In the all-important category of plasma volume, our heat-trained friends increased their volume by a whopping 6 ½ percent, while the control group showed no changes. This is particularly significant for us because when we run, our plasma volume—the volume of plasma in the blood vessels—goes down by as much as 20 percent. The more we sweat, the more the plasma drops because the body is working so hard to cool itself. As the plasma volume continues to plunge on a long, hot run, there is a corresponding rise in the concentration of red blood cells.
We all know how difficult it is to run hard and long in the heat. The reason it’s harder (than say on a dry 50-degree morning) is once we heat up, the blood flow to the working muscles gets messed up and when it does, the heart has to work a lot harder to pump blood around the body to cool off. Another words, it’s a lot of work and puts a strain on the body.
No surprise there. But the Oregon study shows that once we’ve adapted sufficiently to the heat (and believe me, if you’re training through the summer, you will quickly adapt), our plasma volume is significantly increased which means we have more blood to work with as the heart adapts to the increased work it takes to cool the body’s core temp. For sure, any type of training in any weather, will increase plasma volume, but heat training increases it even more—similar to training at altitude.
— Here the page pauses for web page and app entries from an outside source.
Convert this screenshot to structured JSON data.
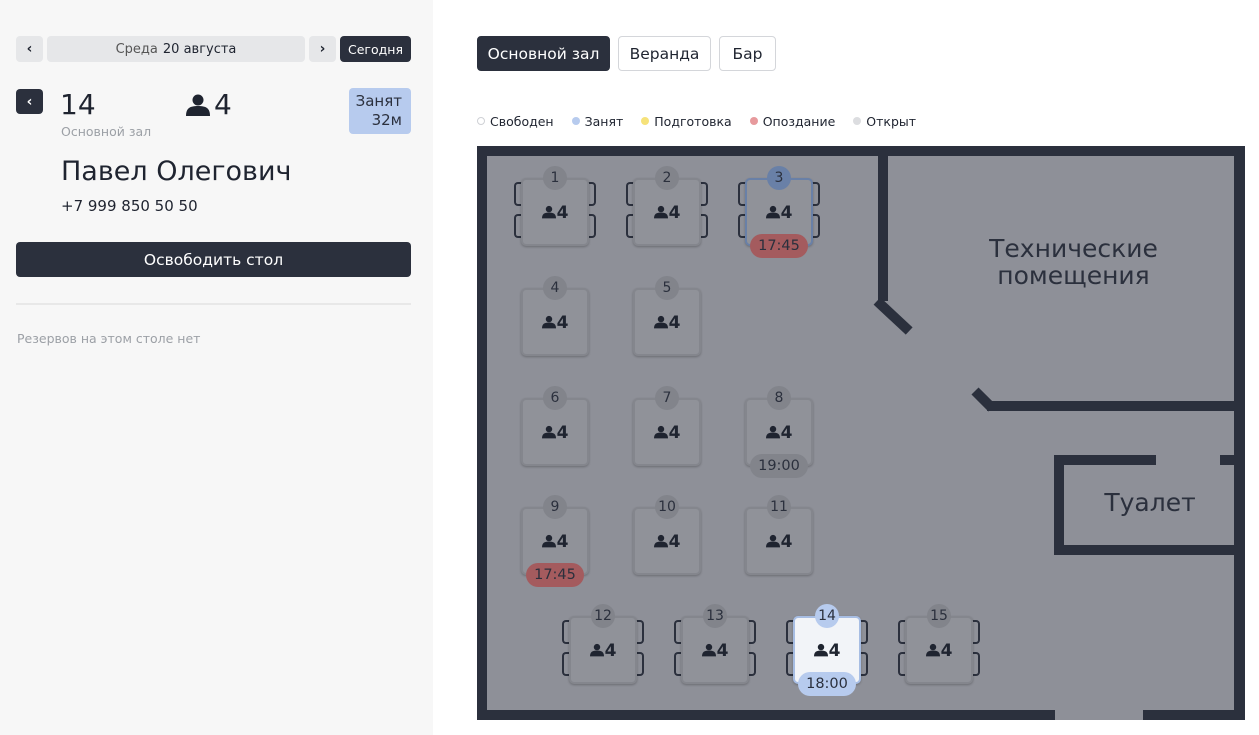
{
  "sidebar": {
    "prev_day_icon": "chevron-left-icon",
    "next_day_icon": "chevron-right-icon",
    "weekday": "Среда",
    "date": "20 августа",
    "today_label": "Сегодня",
    "back_icon": "chevron-left-icon",
    "table_number": "14",
    "hall_name": "Основной зал",
    "guests_count": "4",
    "status_label": "Занят",
    "status_duration": "32м",
    "guest_name": "Павел Олегович",
    "guest_phone": "+7 999 850 50 50",
    "free_table_label": "Освободить стол",
    "no_reservations_text": "Резервов на этом столе нет"
  },
  "hall_tabs": [
    {
      "label": "Основной зал",
      "active": true
    },
    {
      "label": "Веранда",
      "active": false
    },
    {
      "label": "Бар",
      "active": false
    }
  ],
  "legend": [
    {
      "label": "Свободен",
      "color": "#ffffff"
    },
    {
      "label": "Занят",
      "color": "#b7cbee"
    },
    {
      "label": "Подготовка",
      "color": "#f6e27a"
    },
    {
      "label": "Опоздание",
      "color": "#e79a9d"
    },
    {
      "label": "Открыт",
      "color": "#dcdde0"
    }
  ],
  "rooms": {
    "technical": "Технические помещения",
    "toilet": "Туалет"
  },
  "tables": [
    {
      "number": "1",
      "guests": "4",
      "time": null,
      "state": "free"
    },
    {
      "number": "2",
      "guests": "4",
      "time": null,
      "state": "free"
    },
    {
      "number": "3",
      "guests": "4",
      "time": "17:45",
      "state": "occupied-late"
    },
    {
      "number": "4",
      "guests": "4",
      "time": null,
      "state": "free"
    },
    {
      "number": "5",
      "guests": "4",
      "time": null,
      "state": "free"
    },
    {
      "number": "6",
      "guests": "4",
      "time": null,
      "state": "free"
    },
    {
      "number": "7",
      "guests": "4",
      "time": null,
      "state": "free"
    },
    {
      "number": "8",
      "guests": "4",
      "time": "19:00",
      "state": "reserved"
    },
    {
      "number": "9",
      "guests": "4",
      "time": "17:45",
      "state": "late"
    },
    {
      "number": "10",
      "guests": "4",
      "time": null,
      "state": "free"
    },
    {
      "number": "11",
      "guests": "4",
      "time": null,
      "state": "free"
    },
    {
      "number": "12",
      "guests": "4",
      "time": null,
      "state": "free"
    },
    {
      "number": "13",
      "guests": "4",
      "time": null,
      "state": "free"
    },
    {
      "number": "14",
      "guests": "4",
      "time": "18:00",
      "state": "selected"
    },
    {
      "number": "15",
      "guests": "4",
      "time": null,
      "state": "free"
    }
  ]
}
While the Oregon study dealt only with cyclists, it’s probable that the findings are equally applicable to marathoners and other aerobic athletes. Says Dr. Chris Minson, the senior author of the Oregon study, “We saw significant cardiovascular adaptations which might confer benefits to athletes, no matter what the temperature in which they’re training or racing. Even though we looked at cyclists in a very tightly controlled environment, my best guess is that the findings would apply equally to runners and other endurance athletes.”
The bottom line in all this is if you survive marathon training this summer it will have a positive aerobic impact when you finally make it to the starting line of your fall marathon—even if the temps are cool. This isn’t any guarantee that you’ll PR (darn it), but heat-trained marathoners are aerobically fitter than runners of the same ability who may have trained in cooler, dryer conditions.